Theme: A Novel’s Melody

Illustration provided by Billy Alexander and stock.xchng

Illustration provided by Billy Alexander and stock.xchng

As you may know, I finished a novel last year only to discover it fell short in the word count department. With the help of some lovely ladies in a small writers group I’m working to expand the elements that make up the whole.

One thing I’m working on is the themes in my novel. During the first few drafts I concentrated on grief and healing. There are others just below the surface that I didn’t fully develop. Upon reflection, it’s obvious I can expand those themes in ways I hadn’t considered.

In the November/December issue of Writer’s Digest, Elizabeth Sims wrote an article about themes that I found interesting and educational.
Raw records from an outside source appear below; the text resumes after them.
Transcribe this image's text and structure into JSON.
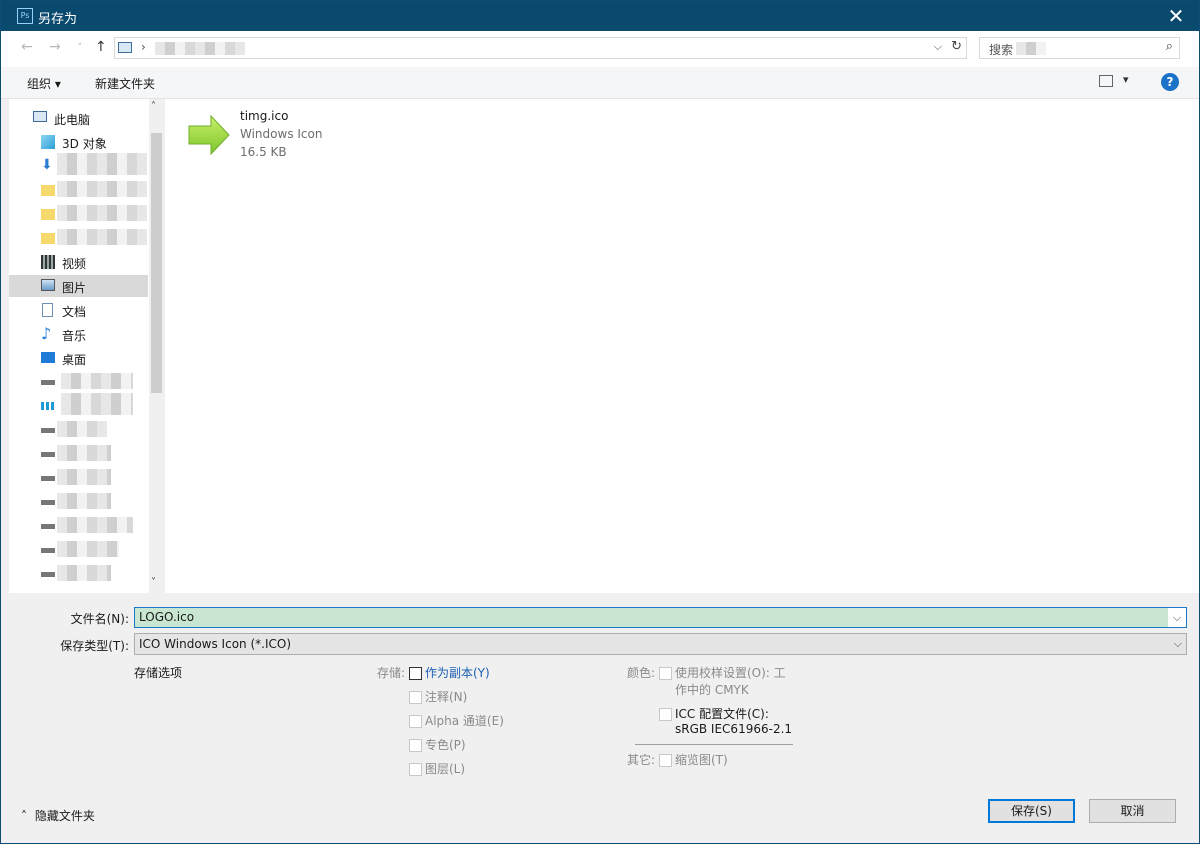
{
  "window": {
    "title": "另存为",
    "app_icon_text": "Ps",
    "close_symbol": "✕"
  },
  "address": {
    "back": "←",
    "forward": "→",
    "recent": "˅",
    "up": "↑",
    "separator": "›",
    "dropdown": "⌵",
    "refresh": "↻"
  },
  "search": {
    "placeholder": "搜索",
    "icon": "⌕"
  },
  "toolbar": {
    "organize_label": "组织 ▾",
    "new_folder_label": "新建文件夹",
    "view_dropdown": "▾",
    "help_label": "?"
  },
  "navigation": {
    "items": [
      {
        "label": "此电脑",
        "icon": "pc-icon"
      },
      {
        "label": "3D 对象",
        "icon": "cube-icon"
      },
      {
        "label": "视频",
        "icon": "video-icon"
      },
      {
        "label": "图片",
        "icon": "pictures-icon",
        "selected": true
      },
      {
        "label": "文档",
        "icon": "document-icon"
      },
      {
        "label": "音乐",
        "icon": "music-icon"
      },
      {
        "label": "桌面",
        "icon": "desktop-icon"
      }
    ],
    "scroll_up": "˄",
    "scroll_down": "˅"
  },
  "files": [
    {
      "name": "timg.ico",
      "type": "Windows Icon",
      "size": "16.5 KB"
    }
  ],
  "form": {
    "filename_label": "文件名(N):",
    "filename_value": "LOGO.ico",
    "filetype_label": "保存类型(T):",
    "filetype_value": "ICO  Windows Icon  (*.ICO)",
    "dropdown_symbol": "⌵"
  },
  "options": {
    "section_title": "存储选项",
    "storage_label": "存储:",
    "storage": [
      {
        "label": "作为副本(Y)",
        "checked": false,
        "enabled": true
      },
      {
        "label": "注释(N)",
        "checked": false,
        "enabled": false
      },
      {
        "label": "Alpha 通道(E)",
        "checked": false,
        "enabled": false
      },
      {
        "label": "专色(P)",
        "checked": false,
        "enabled": false
      },
      {
        "label": "图层(L)",
        "checked": false,
        "enabled": false
      }
    ],
    "color_label": "颜色:",
    "proof_line1": "使用校样设置(O): 工",
    "proof_line2": "作中的 CMYK",
    "icc_line1": "ICC 配置文件(C):",
    "icc_line2": "sRGB IEC61966-2.1",
    "other_label": "其它:",
    "thumbnail_label": "缩览图(T)"
  },
  "footer": {
    "hide_folders_label": "隐藏文件夹",
    "hide_folders_icon": "˄",
    "save_label": "保存(S)",
    "cancel_label": "取消"
  },
  "colors": {
    "titlebar": "#0b4a6f",
    "accent": "#0078d7",
    "filename_highlight": "#c8e6d0",
    "selected_nav": "#d9d9d9"
  }
}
She compares elements of a novel to a symphony and suggests theme is the melody.

The most compelling symphonies begin with a basic, uncluttered melody, which is then developed, repeated, explicated, obscured, revealed, torn to bits, resurrected.

The melody of my novel remained uncluttered from beginning to end. Theme was my main focus while writing and though the characters pointed me in directions I hadn’t considered, I restrained them from going too far off track. Moving forward I’ll let the harmonies soar. The characters will become instruments that blend and chase as they strengthen the underlying melody.

It’s been a learning experience and at times I’ve wanted to give up, feared I couldn’t salvage my first novel. The oft quoted Friedrich Nietzsche comes to mind and I truly believe, “that which does not kill us makes us stronger.” Writing a novel won’t kill me. More likely it will make my next effort stronger.

I’m currently planning my next novel and am conscious of the lessons I’ve learned (and continue to learn) from the first. It will be a while before I make book two my main focus. The first isn’t finished until I’ve made it the best I possibly can. I’ll continue to learn as I go and hope that lessons learned will make each new project better.

Sims, Elizabeth. “Write Better: Transform Your Novel Into A Symphony.” Writer’s Digest Nov/Dec. 2013: 32-35.
  • I usually don’t start a song/prose concerned with theme/melody. I start by trying to tell a story…It’s like creating a chord progression. Once the progression is solidified, the melody becomes clear….or maybe I just work ass backwards….A thought provoking piece, Missy. Thanks!!

  • I usually don’t start a song/prose concerned with theme/melody. I start by trying to tell a story…It’s like creating a chord progression. Once the progression is solidified, the melody becomes clear….or maybe I just work ass backwards….A thought provoking piece, Missy. Thanks!!

  • mooderino

    Interesting analogy. I don’t think you can really force a melody, it sort of comes to you, maybe it’s the same with theme. Hard to create but easy to recognise.

    mood

    • I don’t think you can force any kind of creativity, you have to let it roll over you like a melody.

  • mooderino

    Interesting analogy. I don’t think you can really force a melody, it sort of comes to you, maybe it’s the same with theme. Hard to create but easy to recognise.

    mood

    • I don’t think you can force any kind of creativity, you have to let it roll over you like a melody.

  • I love the analogy of theme to melody! And I’m happy to hear you’re making such progress. Good luck!